100 lbs. of Erythritol and 20 lbs. of Turbinado Sugar were mixed and feed to a screw feeder. The feeder is 1 inch diameter and 3 feet long with a screw capable of transferring 20 kg/hr through the tube. The feeder is constructed or stainless steel and is jacketed with a 2 inch pipe with and inlet for 50 psig steam and an outlet of condensate. Dry blended erythritol and turbinado sugar are feed at one end and a slurry the consistency of apple sauce is discharged at the other end into pans. Steam pressure is adjusted to maintain the correct consistency by and operator. Alternatively the power required to drive the screw can be measured and used to control the steam pressure.

Example 18

Erythritol-Blueberry's

240 lb/hr of erythritol and 60 lb/hr of blueberries are feed to one end of a pipe that has a diameter of 3 inches and a length of 10 feet. A motor drive screw propels the material through the pipe. The pipe is wrapped with electrical resistance heaters and insulated. Heat is supplied to the pipe so as to partially melt the erythritol so that the material leaving the pipe is the consistency of apple sauce. Vents in the top of the pipe relieve the steam created from the water in the blueberries.

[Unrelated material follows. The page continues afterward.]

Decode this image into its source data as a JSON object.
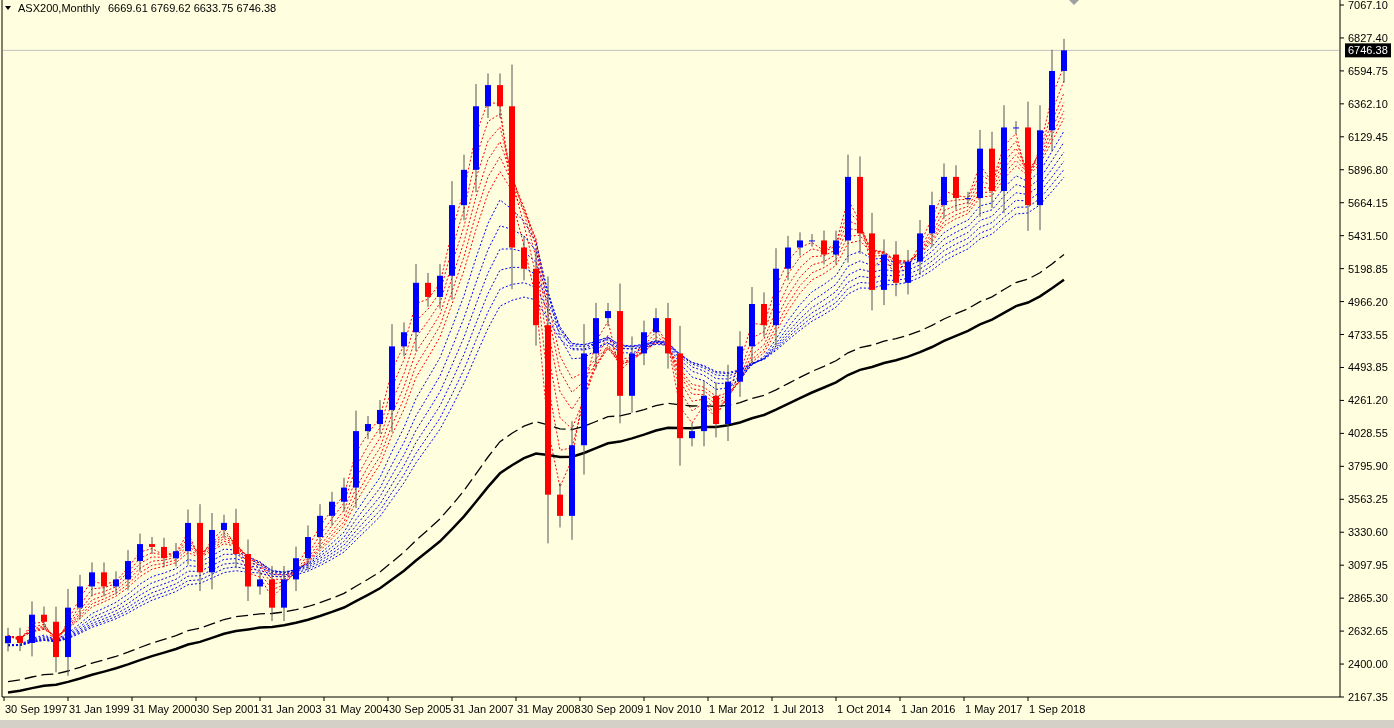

The scope of the present invention is not limited by the description, examples, and suggested uses herein and modifications can be made without departing from the spirit of the invention. Thus, it is intended that the present invention cover modifications and variations of this invention provided that they come within the scope of the appended claims and their equivalents. Unless otherwise defined, all technical and scientific terms used herein have the same meaning as commonly understood by one of ordinary skill in the art to which this invention pertains. All publications, patent applications, patents, and other references mentioned herein are incorporated by reference in their entirety. In case of conflict, the present specification, including definitions, will control.